You can route to a specific address, intersection, or city center, or choose from a list of recently searched destinations or saved locations. The unit is smart enough to gray out letters and numbers as you begin to input data for any cities or streets that do not match, making for faster text entry and selection. Strangely, if you want to plan a trip beyond your home state, you can't simply type in the name; instead you'll have to scroll through a list of the all the states and then select your locale--a bit of an annoyance. Once you've chosen your final destination, you can get a simulation of your route, view a list of turn-by-turn instructions, or add other stops for multidestination trips
For planned or impromptu pit stops, you can search the points of interest (POI) database, which is called Places on the GPS-500. It contains about 3 million POI and includes all the major necessities (gas stations, lodging, and banks/ATMs) and more specific categories, such as golf courses and concert halls. As with many of today's latest portable navigation systems, the GPS-500 also separates restaurants by cuisine type, so you can satisfy your craving for whatever type of food you want.
Maps are presented in 2D and 3D views and can automatically switch between day and night colors for optimal viewing. There are icons to zoom in and out of maps, and you have the option to have "north" set at the top of your screen or the direction in which you are driving. During a planned trip, the GPS-500 will also display onscreen information about the direction and distance to your next turn, current street name, estimated time of arrival, and remaining time and distance. This is, of course, all backed by voice-guided directions, but sadly, the GPS-500 does not support text-to-speech functionality. The system does do automatic route recalculations and includes a detour function.
Finally, the entertainment portion of the Harman Kardon Guide + Play GPS-500: the media player supports MP3, MP4, WMA, ASF, WAV, and OGG music files and also displays ID3 tag information and album art when available. There's a Repeat and Shuffle function, and you can browse tracks by artist, album, genre, or playlist. For videos, you can view MPEG-4 and WMV9 clips.

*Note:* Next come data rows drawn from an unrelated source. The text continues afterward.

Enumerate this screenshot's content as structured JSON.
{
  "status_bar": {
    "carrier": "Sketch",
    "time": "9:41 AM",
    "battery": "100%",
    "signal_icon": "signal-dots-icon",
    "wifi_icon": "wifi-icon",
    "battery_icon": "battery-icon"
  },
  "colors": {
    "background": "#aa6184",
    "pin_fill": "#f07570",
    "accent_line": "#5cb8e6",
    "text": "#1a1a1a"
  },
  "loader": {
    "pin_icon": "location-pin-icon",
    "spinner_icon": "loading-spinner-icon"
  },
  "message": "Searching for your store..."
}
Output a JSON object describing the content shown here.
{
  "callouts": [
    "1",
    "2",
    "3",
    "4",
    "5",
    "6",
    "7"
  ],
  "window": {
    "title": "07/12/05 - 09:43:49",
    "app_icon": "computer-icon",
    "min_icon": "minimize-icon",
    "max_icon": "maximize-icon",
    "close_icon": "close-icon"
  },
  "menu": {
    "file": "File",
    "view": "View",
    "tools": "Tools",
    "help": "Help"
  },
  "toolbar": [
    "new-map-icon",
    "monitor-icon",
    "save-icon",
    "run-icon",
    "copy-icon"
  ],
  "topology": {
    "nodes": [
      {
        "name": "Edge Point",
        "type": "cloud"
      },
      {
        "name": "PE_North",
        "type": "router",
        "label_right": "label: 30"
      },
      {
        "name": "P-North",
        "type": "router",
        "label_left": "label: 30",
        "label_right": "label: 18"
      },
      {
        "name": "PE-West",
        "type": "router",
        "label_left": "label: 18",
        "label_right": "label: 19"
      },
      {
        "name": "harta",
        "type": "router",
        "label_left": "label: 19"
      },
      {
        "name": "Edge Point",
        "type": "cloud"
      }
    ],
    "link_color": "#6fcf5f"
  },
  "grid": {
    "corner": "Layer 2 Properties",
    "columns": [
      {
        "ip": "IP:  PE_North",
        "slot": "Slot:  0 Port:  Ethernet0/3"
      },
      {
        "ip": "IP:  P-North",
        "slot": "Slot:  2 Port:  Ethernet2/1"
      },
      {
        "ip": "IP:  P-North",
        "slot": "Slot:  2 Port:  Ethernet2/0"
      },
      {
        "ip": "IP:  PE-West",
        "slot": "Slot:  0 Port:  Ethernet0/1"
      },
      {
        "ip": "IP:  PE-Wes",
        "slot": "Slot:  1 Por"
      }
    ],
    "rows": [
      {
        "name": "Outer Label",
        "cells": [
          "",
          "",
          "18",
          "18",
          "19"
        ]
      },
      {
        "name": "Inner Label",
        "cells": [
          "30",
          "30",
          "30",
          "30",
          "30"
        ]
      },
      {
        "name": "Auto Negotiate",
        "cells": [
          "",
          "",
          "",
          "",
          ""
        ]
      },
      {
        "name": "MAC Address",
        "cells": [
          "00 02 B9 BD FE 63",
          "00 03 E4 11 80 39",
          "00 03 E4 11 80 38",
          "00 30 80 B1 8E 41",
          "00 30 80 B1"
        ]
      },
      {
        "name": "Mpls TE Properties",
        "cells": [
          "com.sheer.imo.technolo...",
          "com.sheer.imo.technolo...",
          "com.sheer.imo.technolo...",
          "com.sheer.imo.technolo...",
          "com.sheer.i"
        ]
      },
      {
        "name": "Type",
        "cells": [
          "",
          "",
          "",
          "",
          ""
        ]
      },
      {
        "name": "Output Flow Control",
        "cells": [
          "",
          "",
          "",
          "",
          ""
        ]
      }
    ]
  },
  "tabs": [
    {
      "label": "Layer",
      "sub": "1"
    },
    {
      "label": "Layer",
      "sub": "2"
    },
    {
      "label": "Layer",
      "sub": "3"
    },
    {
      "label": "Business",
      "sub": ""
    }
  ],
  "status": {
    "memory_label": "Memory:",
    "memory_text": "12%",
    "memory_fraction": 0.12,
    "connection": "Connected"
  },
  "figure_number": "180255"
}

The GPS-500's SD slot can accept up to 4GB cards and has a USB 2.0 interface for faster data transfer.
We tested the Harman Kardon Guide + Play GPS-500 in San Francisco, and from a cold start, it took the unit a solid 10 minutes to get a satellite fix under clear skies--an eternity when compared to other systems we've tested in the past, which only took a couple of minutes. Subsequent starts were faster, but still lagged behind competing products. On a brighter note, the receiver did a good job of tracking our position as we drove around the city.
When planning a trip, the GPS-500 quickly returned with directions, but we didn't always agree with the set of instructions. The system was able to get us to our final destination, but there were times where we knew of a more efficient route. We also purposely veered off track to test the route recalculation rate, and in general, the unit was able to give us new instructions before our next maneuver, but there was one instance where we took a succession of wrong turns, which seemed to confuse the system as it struggled to keep up with our moves. Voice prompts were loud and clear, though we did miss the text-to-speech functionality.
Multimedia performance was what we expected from a GPS device--mediocre. There was plenty of volume, but songs sounded one-dimensional and lacked richness, despite the high-fidelity speakers. The experience was much improved when we plugged in a nice pair of headphones and enjoyed some great-sounding tunes. Video playback was better than some other multimedia-centric portable nav systems we've tested, thanks to the wide and sharp screen. The Harman Kardon Guide + Play GPS-500's battery is rated for up to 5 hours of use.